:: ASSIGNMENT ::
Please repeat the whole listing exactly, but leave the pictures out.

:: DATA TO USE ::

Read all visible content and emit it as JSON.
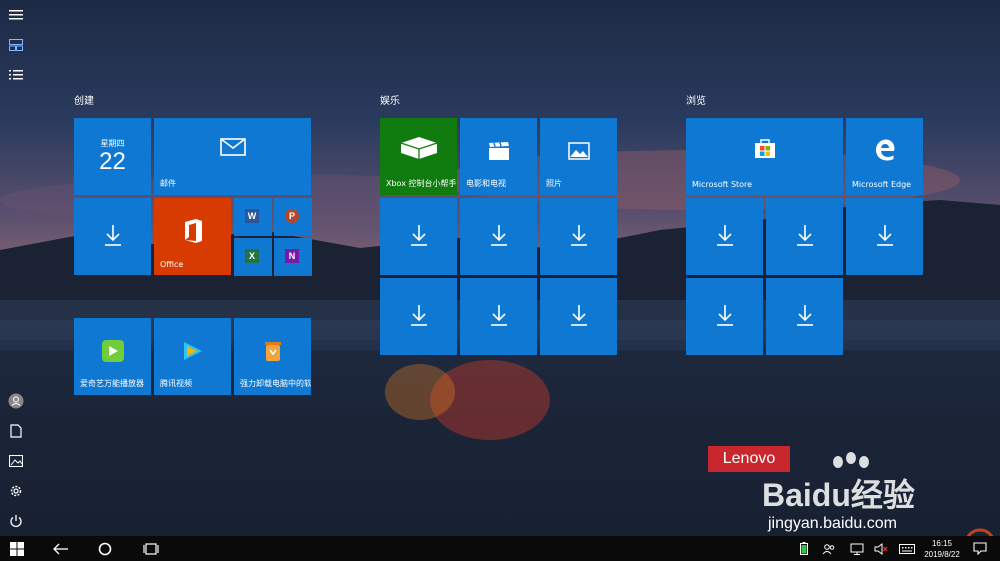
{
  "groups": {
    "create": "创建",
    "entertainment": "娱乐",
    "browse": "浏览"
  },
  "calendar": {
    "weekday": "星期四",
    "day": "22"
  },
  "tiles": {
    "mail": "邮件",
    "office": "Office",
    "xbox": "Xbox 控制台小帮手",
    "movies": "电影和电视",
    "photos": "照片",
    "store": "Microsoft Store",
    "edge": "Microsoft Edge",
    "aiqiyi": "爱奇艺万能播放器",
    "tencent": "腾讯视频",
    "uninstall": "强力卸载电脑中的软件"
  },
  "office_apps": {
    "word": "W",
    "powerpoint": "P",
    "excel": "X",
    "onenote": "N"
  },
  "watermark": {
    "lenovo": "Lenovo",
    "baidu": "Baidu经验",
    "url": "jingyan.baidu.com"
  },
  "taskbar": {
    "time": "16:15",
    "date": "2019/8/22"
  },
  "colors": {
    "tile_blue": "#0f78d3",
    "xbox_green": "#107c10",
    "office_orange": "#d83b01",
    "word_blue": "#2b579a",
    "ppt_red": "#b7472a",
    "excel_green": "#217346",
    "onenote_purple": "#7719aa"
  }
}
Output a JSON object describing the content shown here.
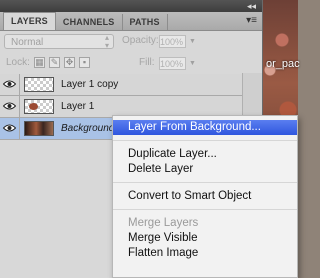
{
  "panel": {
    "tabs": [
      "LAYERS",
      "CHANNELS",
      "PATHS"
    ],
    "blend_mode": "Normal",
    "opacity_label": "Opacity:",
    "opacity_value": "100%",
    "lock_label": "Lock:",
    "fill_label": "Fill:",
    "fill_value": "100%"
  },
  "layers": [
    {
      "name": "Layer 1 copy",
      "thumb": "transparent"
    },
    {
      "name": "Layer 1",
      "thumb": "transparent-with-content"
    },
    {
      "name": "Background",
      "thumb": "photo",
      "selected": true
    }
  ],
  "context_menu": {
    "items": [
      "Layer From Background...",
      "Duplicate Layer...",
      "Delete Layer",
      "Convert to Smart Object",
      "Merge Layers",
      "Merge Visible",
      "Flatten Image"
    ]
  },
  "background": {
    "caption": "or_pac"
  },
  "icons": {
    "eye": "eye-icon",
    "panel_menu": "panel-menu-icon",
    "collapse": "collapse-icon"
  },
  "colors": {
    "highlight": "#3d62e4",
    "selection": "#a9c2e6"
  }
}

:: RESPONSE BELOW ::
Read all visible content and emit it as JSON.
{
  "groups": {
    "create": "创建",
    "entertainment": "娱乐",
    "browse": "浏览"
  },
  "calendar": {
    "weekday": "星期四",
    "day": "22"
  },
  "tiles": {
    "mail": "邮件",
    "office": "Office",
    "xbox": "Xbox 控制台小帮手",
    "movies": "电影和电视",
    "photos": "照片",
    "store": "Microsoft Store",
    "edge": "Microsoft Edge",
    "aiqiyi": "爱奇艺万能播放器",
    "tencent": "腾讯视频",
    "uninstall": "强力卸载电脑中的软件"
  },
  "office_apps": {
    "word": "W",
    "powerpoint": "P",
    "excel": "X",
    "onenote": "N"
  },
  "watermark": {
    "lenovo": "Lenovo",
    "baidu": "Baidu经验",
    "url": "jingyan.baidu.com"
  },
  "taskbar": {
    "time": "16:15",
    "date": "2019/8/22"
  },
  "colors": {
    "tile_blue": "#0f78d3",
    "xbox_green": "#107c10",
    "office_orange": "#d83b01",
    "word_blue": "#2b579a",
    "ppt_red": "#b7472a",
    "excel_green": "#217346",
    "onenote_purple": "#7719aa"
  }
}
Output a JSON object describing the content shown here.
{
  "panel": {
    "tabs": [
      "LAYERS",
      "CHANNELS",
      "PATHS"
    ],
    "blend_mode": "Normal",
    "opacity_label": "Opacity:",
    "opacity_value": "100%",
    "lock_label": "Lock:",
    "fill_label": "Fill:",
    "fill_value": "100%"
  },
  "layers": [
    {
      "name": "Layer 1 copy",
      "thumb": "transparent"
    },
    {
      "name": "Layer 1",
      "thumb": "transparent-with-content"
    },
    {
      "name": "Background",
      "thumb": "photo",
      "selected": true
    }
  ],
  "context_menu": {
    "items": [
      "Layer From Background...",
      "Duplicate Layer...",
      "Delete Layer",
      "Convert to Smart Object",
      "Merge Layers",
      "Merge Visible",
      "Flatten Image"
    ]
  },
  "background": {
    "caption": "or_pac"
  },
  "icons": {
    "eye": "eye-icon",
    "panel_menu": "panel-menu-icon",
    "collapse": "collapse-icon"
  },
  "colors": {
    "highlight": "#3d62e4",
    "selection": "#a9c2e6"
  }
}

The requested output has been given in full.